Calvin thus gave to the congregation a voice in the choice of its officers.
www.theologywebsite.com /history/calvin.shtml   (1193 words)

 Michael Servetus' Ashes Cry Out Against John Calvin
Although Calvin consented to Servetus' request to be beheaded, he acquiesced to the mode of execution employed.
This is a ramification of Calvin's perverted grace message -- a teaching which has "spread like gangrene" from a man who could openly burn another to death and for the remaining 10 years and seven months of his life, never publicly repent of his crime.
John Hus attacked various Roman Catholic heresies such as transubstantiation, subservience to the Pope, belief in the saints, efficacy of absolution through the priesthood, unconditional obedience to earthly rulers and simony.
www.evangelicaloutreach.org /ashes.htm   (3677 words)

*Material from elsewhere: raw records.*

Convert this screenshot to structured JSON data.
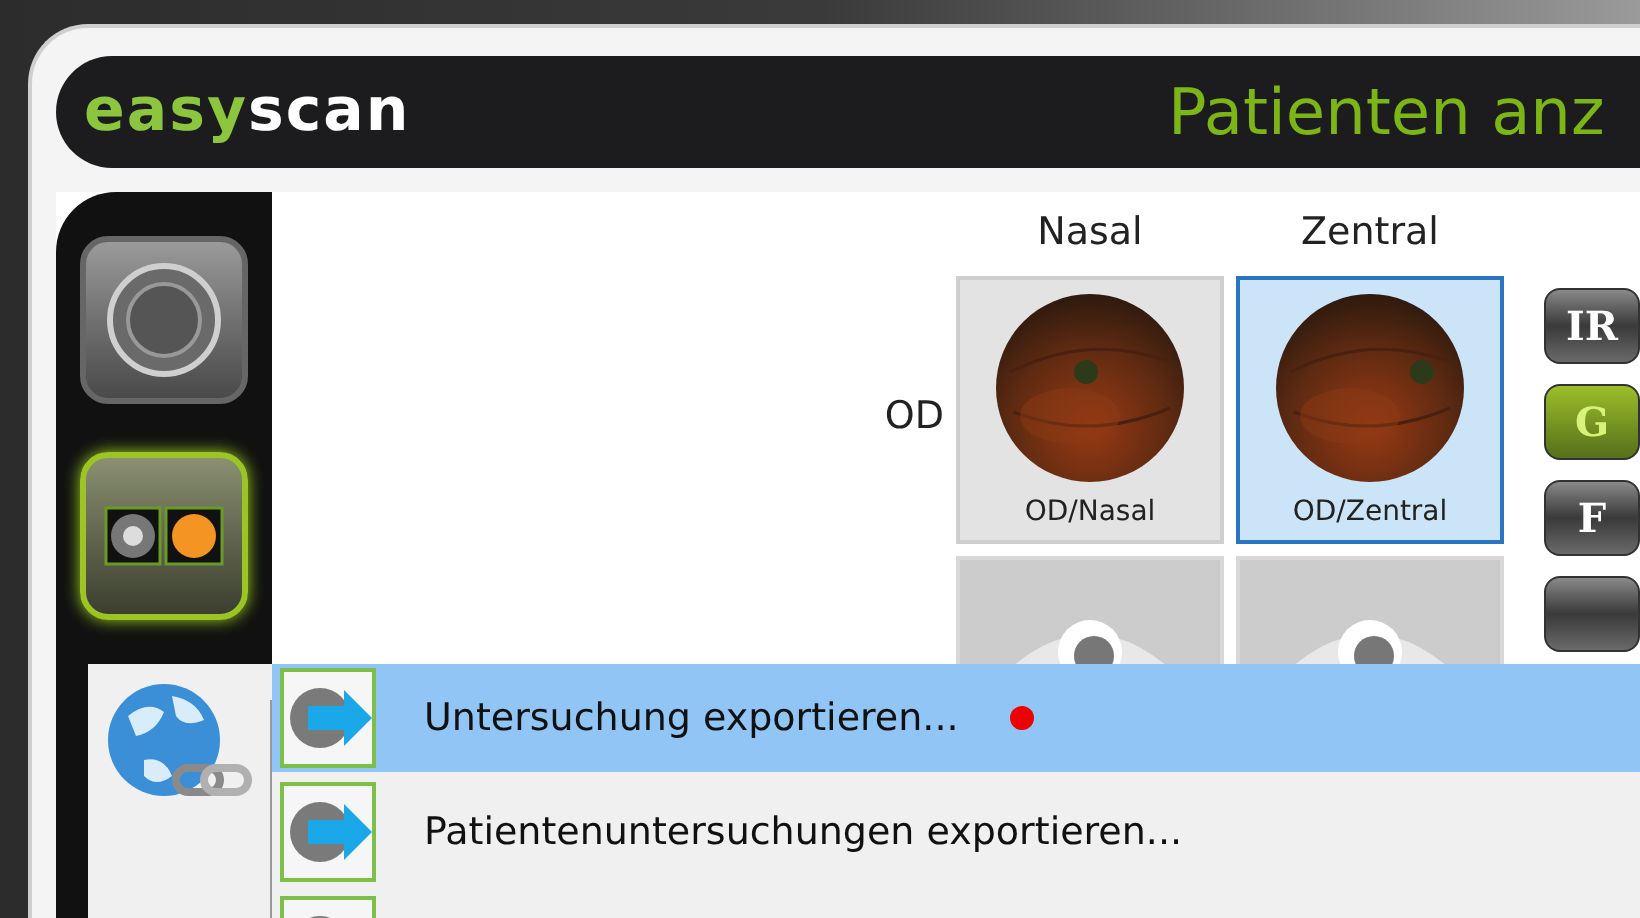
{
  "header": {
    "logo": [
      {
        "text": "easy",
        "kind": "accent"
      },
      {
        "text": "scan",
        "kind": "plain"
      }
    ],
    "title": "Patienten anz"
  },
  "sidebar": {
    "items": [
      {
        "kind": "camera",
        "selected": false
      },
      {
        "kind": "lights",
        "selected": true
      }
    ]
  },
  "grid": {
    "columns": [
      "Nasal",
      "Zentral"
    ],
    "rows": [
      {
        "label": "OD",
        "cells": [
          {
            "caption": "OD/Nasal",
            "selected": false
          },
          {
            "caption": "OD/Zentral",
            "selected": true
          }
        ]
      },
      {
        "cells": [
          {
            "kind": "empty",
            "selected": false
          },
          {
            "kind": "empty",
            "selected": false
          }
        ]
      }
    ]
  },
  "channels": [
    {
      "label": "IR",
      "selected": false
    },
    {
      "label": "G",
      "selected": true
    },
    {
      "label": "F",
      "selected": false
    },
    {
      "selected": false
    }
  ],
  "menu": {
    "items": [
      {
        "label": "Untersuchung exportieren...",
        "selected": true,
        "marked": true
      },
      {
        "label": "Patientenuntersuchungen exportieren...",
        "selected": false,
        "marked": false
      },
      {
        "selected": false
      }
    ]
  }
}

 John Calvin: Facts and extensive reading list
Calvin wrote in the Institutes, ‘The mind of man is so completely alienated from the righteousness of God that it conceives, desires, and undertakes everything that is impious, perverse, base, impure, and flagitious.
Calvin wrote in the Institutes, ‘it must be noted that so long as we are apart from Christ and separated from him, all that he has done and suffered for the salvation of the human race is useless and of no importance.’ This the Synod interpreted as atonement limited to believers only.
No, Calvin assured readers of the Institutes that God ‘not only promises to give a new heart to his elect so that they may walk according to his precepts, but that they may walk therein in fact.’ The effect is lasting.
www.heroesofhistory.com /page69.html   (3258 words)

 Calvin said: Genesis means what it says
One of the most influential of the Reformers was the French lawyer and theologian John Calvin (1509–1564).
Calvin founded the University of Geneva in 1559, which attracted many foreign scholars, and still does today.
Calvin, Institutes of the Christian Religion 2:925, ed.
www.answersingenesis.org /creation/v22/i4/calvin.asp   (1256 words)

Try your search on: Qwika (all wikis)

  About us   |   Why use us?   |   Reviews   |   Press   |   Contact us  
Copyright © 2005-2007 www.factbites.com Usage implies agreement with terms.